━━ Information shown ━━

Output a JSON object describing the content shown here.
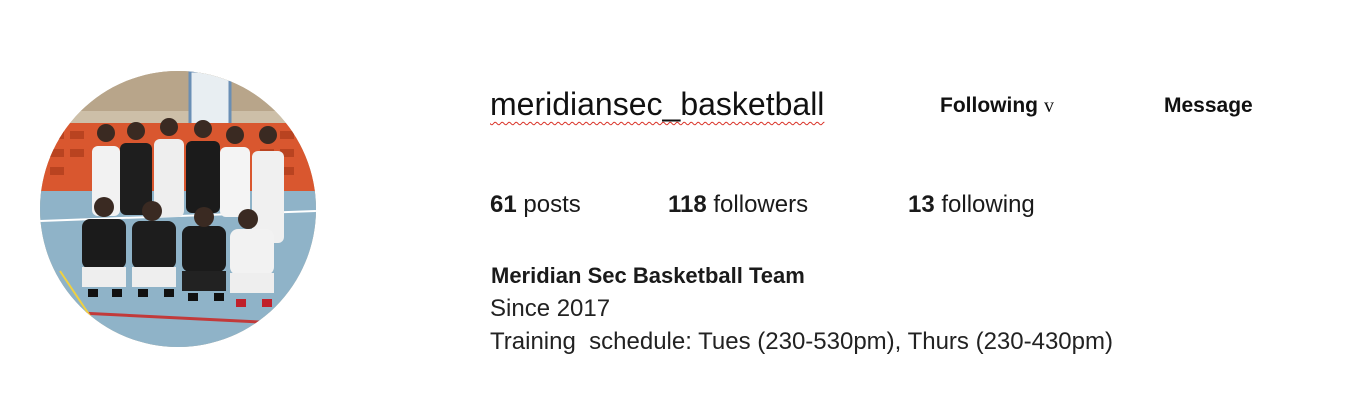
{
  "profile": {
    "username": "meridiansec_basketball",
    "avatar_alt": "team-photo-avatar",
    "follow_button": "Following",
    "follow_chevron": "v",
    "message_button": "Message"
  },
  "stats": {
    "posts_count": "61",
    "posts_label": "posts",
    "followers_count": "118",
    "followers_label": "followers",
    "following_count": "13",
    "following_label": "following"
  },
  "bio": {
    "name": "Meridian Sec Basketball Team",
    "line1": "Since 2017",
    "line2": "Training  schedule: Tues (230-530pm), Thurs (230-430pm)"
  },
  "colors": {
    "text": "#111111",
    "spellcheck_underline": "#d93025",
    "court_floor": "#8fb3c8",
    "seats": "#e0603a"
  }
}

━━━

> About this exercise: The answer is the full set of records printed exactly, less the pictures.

> Response below:
Output a JSON object describing the content shown here.
{
  "profile": {
    "username": "meridiansec_basketball",
    "avatar_alt": "team-photo-avatar",
    "follow_button": "Following",
    "follow_chevron": "v",
    "message_button": "Message"
  },
  "stats": {
    "posts_count": "61",
    "posts_label": "posts",
    "followers_count": "118",
    "followers_label": "followers",
    "following_count": "13",
    "following_label": "following"
  },
  "bio": {
    "name": "Meridian Sec Basketball Team",
    "line1": "Since 2017",
    "line2": "Training  schedule: Tues (230-530pm), Thurs (230-430pm)"
  },
  "colors": {
    "text": "#111111",
    "spellcheck_underline": "#d93025",
    "court_floor": "#8fb3c8",
    "seats": "#e0603a"
  }
}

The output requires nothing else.